The Institute of Economic Affairs (IEA) has proposed measures which could help government save over GH¢45billion annually, and lessen the impending Domestic Debt Exchange Programme’s (DDEP) impact on the economy.
Anchored on fiscal measures – expenditure cuts and ambitious revenue mobilisation as well as the need for burden sharing – its Executive Director Dr. John Kwakye explained that while savings of GH¢24billion per annum could be realised from a 10 percent expenditure cut across the medium term budget – from 2023 to 2026 – which is estimated to range between GH¢191billion and GH¢285billion, a similar value could be saved with targetted spending in specific areas.
This will help government raise GH¢45billion every year between now and 2026, which will ensure the economy – particularly the financial sector – is spared from crippling shocks while providing the Treasury space to re-profile the nation’s debt.

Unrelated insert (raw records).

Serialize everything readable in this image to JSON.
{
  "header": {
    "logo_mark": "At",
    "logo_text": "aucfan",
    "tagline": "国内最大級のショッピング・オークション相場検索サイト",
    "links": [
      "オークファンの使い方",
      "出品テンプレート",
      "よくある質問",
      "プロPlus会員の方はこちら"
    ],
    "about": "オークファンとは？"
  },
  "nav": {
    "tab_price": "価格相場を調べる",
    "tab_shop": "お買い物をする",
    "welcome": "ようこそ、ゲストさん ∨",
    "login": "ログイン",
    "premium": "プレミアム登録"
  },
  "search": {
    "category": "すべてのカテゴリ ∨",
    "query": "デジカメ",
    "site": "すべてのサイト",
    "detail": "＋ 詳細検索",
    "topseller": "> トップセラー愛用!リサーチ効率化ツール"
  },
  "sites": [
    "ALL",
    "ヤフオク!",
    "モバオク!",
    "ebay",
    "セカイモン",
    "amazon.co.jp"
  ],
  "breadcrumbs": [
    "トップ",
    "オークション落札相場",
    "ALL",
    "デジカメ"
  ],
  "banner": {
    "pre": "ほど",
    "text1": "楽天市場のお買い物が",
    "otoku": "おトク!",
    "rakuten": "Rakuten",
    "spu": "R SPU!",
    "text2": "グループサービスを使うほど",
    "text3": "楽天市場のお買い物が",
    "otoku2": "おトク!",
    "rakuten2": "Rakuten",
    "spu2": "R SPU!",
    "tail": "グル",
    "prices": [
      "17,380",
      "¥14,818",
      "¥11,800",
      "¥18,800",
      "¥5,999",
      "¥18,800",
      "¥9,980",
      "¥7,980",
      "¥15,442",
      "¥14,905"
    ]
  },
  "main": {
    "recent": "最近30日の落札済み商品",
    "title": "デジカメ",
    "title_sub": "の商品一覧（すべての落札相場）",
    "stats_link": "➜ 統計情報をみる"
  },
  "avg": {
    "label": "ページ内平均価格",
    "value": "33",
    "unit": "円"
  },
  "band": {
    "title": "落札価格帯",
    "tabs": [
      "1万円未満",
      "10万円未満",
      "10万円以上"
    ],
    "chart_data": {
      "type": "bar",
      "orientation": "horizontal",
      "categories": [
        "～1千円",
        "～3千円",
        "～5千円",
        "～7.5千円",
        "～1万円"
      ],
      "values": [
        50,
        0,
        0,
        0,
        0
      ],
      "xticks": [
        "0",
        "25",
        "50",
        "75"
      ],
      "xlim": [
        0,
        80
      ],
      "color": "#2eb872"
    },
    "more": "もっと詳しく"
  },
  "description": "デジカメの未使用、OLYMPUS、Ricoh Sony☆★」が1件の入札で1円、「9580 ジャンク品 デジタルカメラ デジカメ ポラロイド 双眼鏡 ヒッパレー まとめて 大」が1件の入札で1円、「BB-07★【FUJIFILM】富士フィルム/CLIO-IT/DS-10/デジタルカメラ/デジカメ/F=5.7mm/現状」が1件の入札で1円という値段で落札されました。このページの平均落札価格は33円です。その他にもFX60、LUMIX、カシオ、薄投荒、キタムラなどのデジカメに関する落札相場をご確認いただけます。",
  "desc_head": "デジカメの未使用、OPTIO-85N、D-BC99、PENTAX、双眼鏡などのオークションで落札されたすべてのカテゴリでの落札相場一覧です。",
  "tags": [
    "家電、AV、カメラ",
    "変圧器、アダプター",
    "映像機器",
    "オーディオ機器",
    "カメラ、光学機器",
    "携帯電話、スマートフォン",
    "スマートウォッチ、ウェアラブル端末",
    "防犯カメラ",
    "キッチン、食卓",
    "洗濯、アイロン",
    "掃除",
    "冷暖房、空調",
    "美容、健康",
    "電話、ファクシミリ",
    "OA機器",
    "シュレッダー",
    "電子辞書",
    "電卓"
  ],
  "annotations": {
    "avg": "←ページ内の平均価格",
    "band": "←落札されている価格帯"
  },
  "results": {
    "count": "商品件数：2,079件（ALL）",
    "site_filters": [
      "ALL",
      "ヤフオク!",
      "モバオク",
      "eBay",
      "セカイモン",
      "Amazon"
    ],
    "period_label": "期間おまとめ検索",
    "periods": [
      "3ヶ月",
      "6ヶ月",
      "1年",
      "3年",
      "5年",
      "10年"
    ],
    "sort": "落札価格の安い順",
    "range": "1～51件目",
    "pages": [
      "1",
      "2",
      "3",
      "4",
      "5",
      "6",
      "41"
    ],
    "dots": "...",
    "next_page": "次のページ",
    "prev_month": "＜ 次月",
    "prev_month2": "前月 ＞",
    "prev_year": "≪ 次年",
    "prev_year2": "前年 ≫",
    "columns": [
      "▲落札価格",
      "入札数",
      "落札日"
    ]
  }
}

“We believe the DDEP cost should be spread across the economy to the widest extent possible, in the spirit of burden-sharing,” he said at a media engagement in Accra.
While describing it as a “sensitive subject”, the Institute suggested that significant reductions in public sector compensations – projected at GH¢45billion in 2023 and rising to GH¢70.4billion by 2026 – could also provide much-needed fiscal space going forward.
“There is considerable room to reduce this item. However, it is not just about cutting pay – which may not even be enough in living or economic terms. There is need for a complete review of the system for public sector salaries, allowances, retirement benefits, etc. Doing so will foster fiscal and debt sustainability,” Dr. Kwakye noted.
In addition, the IEA recommended renegotiating Power Purchase Agreements (PPAs) with Independent Power Producers – targetting about half of the annual payments in the medium-term, which it says should save some GH¢12billion annually.
“Infrastructure is an essential item in the budget, given its large deficit in the country. However, in the current situation where government is struggling to pay its debt, it cannot at the same time afford the expense to deliver needed infrastructure,” the Institute noted; adding that infrastructure spending, if reduced by a third in the medium-term, could save as much as GH¢4.9billion yearly.
Other areas of focus to scale back expenditure include goods and services, energy sector debt transfers, the Office of Government Machinery and some flagship programmes.
While expenditure is being curtailed, revenue must also be enhanced as an added fiscal measure, the IEA noted.
Chief among them is a sweeping hike in the base tax rates for corporate entities, particularly those operating in the extractive, telecommunication and financial sectors; a move the IEA said would raise an additional GH¢15billion annually.
Reacting to concerns that such a move would overburden businesses already operating in a high inflation environment and possibly lead to the exodus of some well-established players, Dr. Kwakye insisted that current rates are among the lowest among the country’s competitors.
Other measures tabled include the introduction of an e-commerce levy to complement the electronic-levy, as well as enforcing laws on property taxes and tax exemptions.
A visiting Fellow at the IEA, Prof. Alexander Bilson Darku, emphasised that these proposals are meant to accompany the DDEP and not necessarily replace it.
He however noted that if the measures were implemented, they would allow for more favourable terms under the Programme: including shorter maturity periods for the new bonds and a new coupon regime of 8 to 12 percent, versus the current term which is capped at 10.65 percent.
“With the huge gains expected from the suggested fiscal measures, if they are implemented in full or even with partial implementation, it may render the gains projected under the DDEP not fully needed and a new version with less ‘haircut’ to bondholders could be introduced,” he opined.
The IEA’s recommendations are likely to find their way into discussions by the technical committee set up by Ministry of Finance, together with representatives from the Individual Bondholders Forum (IBF) to explore viable alternatives to the Programme’s existing terms.
The committee – formed after a meeting between the Finance Minister Ken Ofori Atta and leadership of the IBF on Wednesday, January 18, 2023 – is to, among other things, seek fiscal space in the 2023 budget to allow for exempting the most vulnerable classes of investors.